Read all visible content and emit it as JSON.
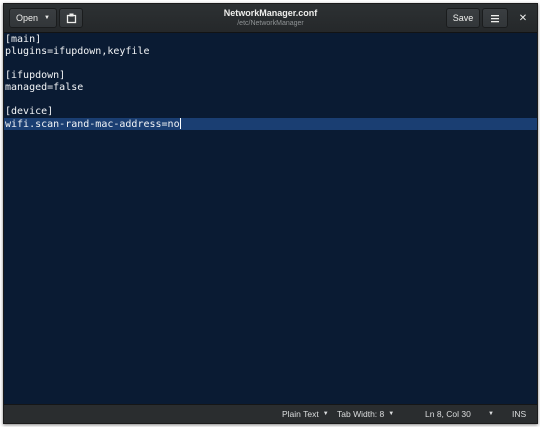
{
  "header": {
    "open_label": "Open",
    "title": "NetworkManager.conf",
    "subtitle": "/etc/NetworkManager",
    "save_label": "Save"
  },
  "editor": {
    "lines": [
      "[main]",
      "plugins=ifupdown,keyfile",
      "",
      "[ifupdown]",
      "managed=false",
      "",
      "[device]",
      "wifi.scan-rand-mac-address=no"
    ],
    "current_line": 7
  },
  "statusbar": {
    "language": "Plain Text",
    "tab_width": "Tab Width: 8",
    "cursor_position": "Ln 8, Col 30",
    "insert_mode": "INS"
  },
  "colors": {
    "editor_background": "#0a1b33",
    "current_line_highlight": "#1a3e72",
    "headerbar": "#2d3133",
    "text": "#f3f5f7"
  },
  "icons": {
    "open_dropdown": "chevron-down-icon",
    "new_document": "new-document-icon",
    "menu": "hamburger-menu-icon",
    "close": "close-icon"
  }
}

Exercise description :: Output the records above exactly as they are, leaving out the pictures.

Exercise response ::
Read all visible content and emit it as JSON.
{
  "header": {
    "open_label": "Open",
    "title": "NetworkManager.conf",
    "subtitle": "/etc/NetworkManager",
    "save_label": "Save"
  },
  "editor": {
    "lines": [
      "[main]",
      "plugins=ifupdown,keyfile",
      "",
      "[ifupdown]",
      "managed=false",
      "",
      "[device]",
      "wifi.scan-rand-mac-address=no"
    ],
    "current_line": 7
  },
  "statusbar": {
    "language": "Plain Text",
    "tab_width": "Tab Width: 8",
    "cursor_position": "Ln 8, Col 30",
    "insert_mode": "INS"
  },
  "colors": {
    "editor_background": "#0a1b33",
    "current_line_highlight": "#1a3e72",
    "headerbar": "#2d3133",
    "text": "#f3f5f7"
  },
  "icons": {
    "open_dropdown": "chevron-down-icon",
    "new_document": "new-document-icon",
    "menu": "hamburger-menu-icon",
    "close": "close-icon"
  }
}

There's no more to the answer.